I'm not convinced this is a good idea," says Deborah Bowker, a managing
director in Burson-Marsteller's DC office. "Employees have all kinds of
learning styles and ways of absorbing information."
In the end, so long as its producers are responsive to the needs of the
readers, an internal publication almost always fosters morale and
generates water-cooler buzz. "A custom publication can't be the be-all
and end-all for communications and sales problems," Peet says. "But if
done right, it can revolutionize the way a company communicates with its
employees and clients."
1. Do set a clear strategy and list of objectives for the
2. Do identify a single client contact. It is much easier to coordinate
deadlines, revisions, and approvals through a single person than through
a host of busy executives
3. Do emphasize graphic content over editorial elements. Most experts
suggest a 60%-40% balance between the two

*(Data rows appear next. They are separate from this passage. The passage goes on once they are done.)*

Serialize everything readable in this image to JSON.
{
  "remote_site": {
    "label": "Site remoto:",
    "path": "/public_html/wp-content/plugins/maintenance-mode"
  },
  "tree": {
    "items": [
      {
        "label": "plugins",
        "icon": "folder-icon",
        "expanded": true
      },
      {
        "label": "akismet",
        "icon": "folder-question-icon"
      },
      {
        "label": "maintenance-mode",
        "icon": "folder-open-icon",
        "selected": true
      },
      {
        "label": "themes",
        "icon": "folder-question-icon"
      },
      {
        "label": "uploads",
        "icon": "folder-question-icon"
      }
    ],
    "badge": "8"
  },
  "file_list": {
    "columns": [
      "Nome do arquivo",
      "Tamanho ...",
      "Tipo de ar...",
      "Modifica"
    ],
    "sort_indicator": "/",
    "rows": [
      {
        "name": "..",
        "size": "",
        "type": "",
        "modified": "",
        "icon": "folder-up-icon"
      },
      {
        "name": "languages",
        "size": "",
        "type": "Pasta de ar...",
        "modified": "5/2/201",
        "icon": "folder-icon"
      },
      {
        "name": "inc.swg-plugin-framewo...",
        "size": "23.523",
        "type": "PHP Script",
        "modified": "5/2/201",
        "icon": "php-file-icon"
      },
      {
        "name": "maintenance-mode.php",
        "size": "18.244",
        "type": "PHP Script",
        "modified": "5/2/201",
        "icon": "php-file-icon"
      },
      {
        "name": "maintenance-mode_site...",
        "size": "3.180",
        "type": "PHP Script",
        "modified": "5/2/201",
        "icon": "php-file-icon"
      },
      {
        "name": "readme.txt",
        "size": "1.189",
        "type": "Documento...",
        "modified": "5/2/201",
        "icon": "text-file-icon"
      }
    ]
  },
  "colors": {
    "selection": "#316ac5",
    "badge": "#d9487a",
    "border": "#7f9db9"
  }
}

4. Do attempt to use professional-quality photography, rather than
blurry shots taken with a digital camera. If this is not possible, avoid
photographs in favor of illustrations, charts, or other graphic
1. Don't let ego drive the editorial and creative content. A publication
with photos of a company's CEO on every page will have little
credibility with the rank and file
2. Don't move an internal publication exclusively to a company intranet.
Employees prefer something that is tangible and can be brought home to
show to their family and friends
3. Don't try to be all things to all people. If a publication is
predominantly distributed to a management-level audience, don't include
birthdays and other employee announcements
4. Don't rely too heavily on humor. Humor-heavy internal publications
offend more often than they amuse.